Apple has issued threat notifications to iPhone users in over 150 countries [3] [9], warning them of potential mercenary spyware attacks targeting individuals based on their identity or activities [2].


These alerts [2] [4] [8], delivered via email [2], iMessage [2], and the Apple ID sign-in page [2], are sent within two days of detection and do not disclose the attackers’ identities or specific countries affected. Since 2021, Apple has been actively detecting and notifying users of such attacks, with victims in India and 91 other countries being notified [5]. Last October [2] [8], warnings were issued to journalists and politicians in India [2], where the NSO Group’s Pegasus spyware was found on iPhones [2] [8]. Amnesty International confirmed the use of the NSO Group’s Pegasus spyware in these attacks. Indian authorities denied involvement but reportedly pressured Apple to provide alternative explanations to mitigate political backlash [1]. These attacks are described as “mercenary spyware attacks” and are considered highly sophisticated and rare [2], often state-sponsored and aiming to remotely compromise the device [5]. Apple urges affected users to take the threat notifications seriously and seek expert help from organizations like the Digital Security Helpline for emergency security assistance. Users can verify the notifications by signing into The attacks, known as mercenary spyware attacks [2] [3] [5] [7] [9], aim to remotely compromise iPhones and are typically carried out by nation states against specific individuals such as journalists [7], activists [2] [3] [5] [6] [7] [8] [9], politicians [1] [2] [3] [5] [6] [7] [8] [9], and diplomats [7]. The attacks are advanced and complex [7], using zero-day exploits and self-destruct mechanisms to evade detection [7]. The NSO Group’s Pegasus spyware is a well-known tool used in such attacks [7], though the company claims it is only sold to intelligence and law enforcement agencies [7]. Apple has sued the NSO Group for its role in state-sponsored attacks and has released bug fixes to address vulnerabilities exploited by Pegasus [7]. If Apple determines that you are a potential victim of a mercenary spyware attack [7], you will receive an email [7], text message [7], and a threat notification on your Apple ID page [7]. To protect against such attacks [7], Apple recommends using a passcode [7], enabling two-factor authentication [7], updating to the latest OS version [7], installing apps only from the App Store [7], using strong passwords [7], and avoiding clicking on links or attachments from unknown senders [7]. Additionally, turning on Lockdown Mode can help prevent spyware from stealing sensitive data [7], and seeking assistance from security experts such as the Digital Security Helpline at Access Now is advised in the event of an attack [7]. Apple has issued a warning to iPhone users in 92 countries about potential mercenary spyware attacks [3] [8], targeting them specifically [8] [9]. The attackers’ identity and countries of concern were not disclosed [8], but sources suggest users in India are among those affected [8]. This alert follows a previous warning to journalists [8], activists [2] [3] [5] [6] [7] [8] [9], and politicians in India last October [8], where NSO Group’s Pegasus spyware was found on their iPhones [2] [8]. Apple sends similar warnings to users worldwide multiple times a year [8], citing the sophistication and global nature of these attacks as major concerns [8]. Users are advised to put their device on Lockdown Mode and seek expert cybersecurity help [3], and consider using an iPhone VPN for added protection [3], especially if they work in a country with limited digital freedoms [3]. Apple has notified iPhone users in 92 countries [9], including politicians [2] [6] [8], activists [2] [3] [5] [6] [7] [8] [9], and journalists [2] [3] [4] [5] [6] [7] [8] [9], of being targeted by spyware in individually tailored attacks.
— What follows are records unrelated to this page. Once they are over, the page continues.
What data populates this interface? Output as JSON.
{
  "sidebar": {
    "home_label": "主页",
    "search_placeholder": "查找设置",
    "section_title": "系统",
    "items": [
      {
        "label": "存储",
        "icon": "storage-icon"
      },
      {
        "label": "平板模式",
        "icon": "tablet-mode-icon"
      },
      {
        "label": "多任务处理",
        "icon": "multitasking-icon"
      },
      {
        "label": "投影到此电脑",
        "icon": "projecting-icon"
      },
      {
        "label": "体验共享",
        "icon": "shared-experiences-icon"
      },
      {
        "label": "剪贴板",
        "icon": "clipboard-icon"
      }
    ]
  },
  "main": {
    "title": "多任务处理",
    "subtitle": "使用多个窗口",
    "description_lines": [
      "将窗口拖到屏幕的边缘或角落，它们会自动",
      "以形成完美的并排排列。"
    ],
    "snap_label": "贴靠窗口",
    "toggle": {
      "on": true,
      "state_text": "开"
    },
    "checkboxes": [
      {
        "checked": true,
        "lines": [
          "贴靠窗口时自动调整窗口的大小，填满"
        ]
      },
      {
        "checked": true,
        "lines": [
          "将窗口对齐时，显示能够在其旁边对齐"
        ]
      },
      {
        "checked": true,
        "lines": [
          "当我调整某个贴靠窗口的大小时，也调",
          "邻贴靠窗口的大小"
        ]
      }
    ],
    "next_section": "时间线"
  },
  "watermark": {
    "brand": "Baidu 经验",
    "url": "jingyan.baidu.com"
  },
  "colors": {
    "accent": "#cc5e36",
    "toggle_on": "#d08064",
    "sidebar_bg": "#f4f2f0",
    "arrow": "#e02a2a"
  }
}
The notifications warn of mercenary spyware attempting to compromise iPhones associated with Apple IDs [9], targeting users based on their identities or activities [2]. Apple does not disclose how threats are detected to prevent attackers from adapting their behavior [9]. Users are advised to seek tailored security advice from third-party experts [9], such as the Digital Security Helpline [7] [8] [9]. Apple has previously warned of state-sponsored spyware attacks [9], including the use of NSO Group’s Pegasus spyware [9], but the latest notifications do not mention state sponsorship [9]. Individually targeted attacks of high cost and complexity are typically associated with state actors or private companies developing spyware on their behalf [9].


These mercenary spyware attacks pose a significant threat to individuals’ privacy and security, especially those in sensitive roles such as journalists, activists [2] [3] [5] [6] [7] [8] [9], politicians [1] [2] [3] [5] [6] [7] [8] [9], and diplomats [7]. Apple’s proactive approach in detecting and notifying users of such attacks is commendable, but users must remain vigilant and take necessary precautions to protect their devices and data. Seeking assistance from cybersecurity experts and following Apple’s recommendations for securing devices are crucial steps in mitigating the risks posed by these sophisticated attacks. As technology continues to advance, it is essential for individuals and organizations to stay informed and proactive in safeguarding against emerging threats like mercenary spyware attacks.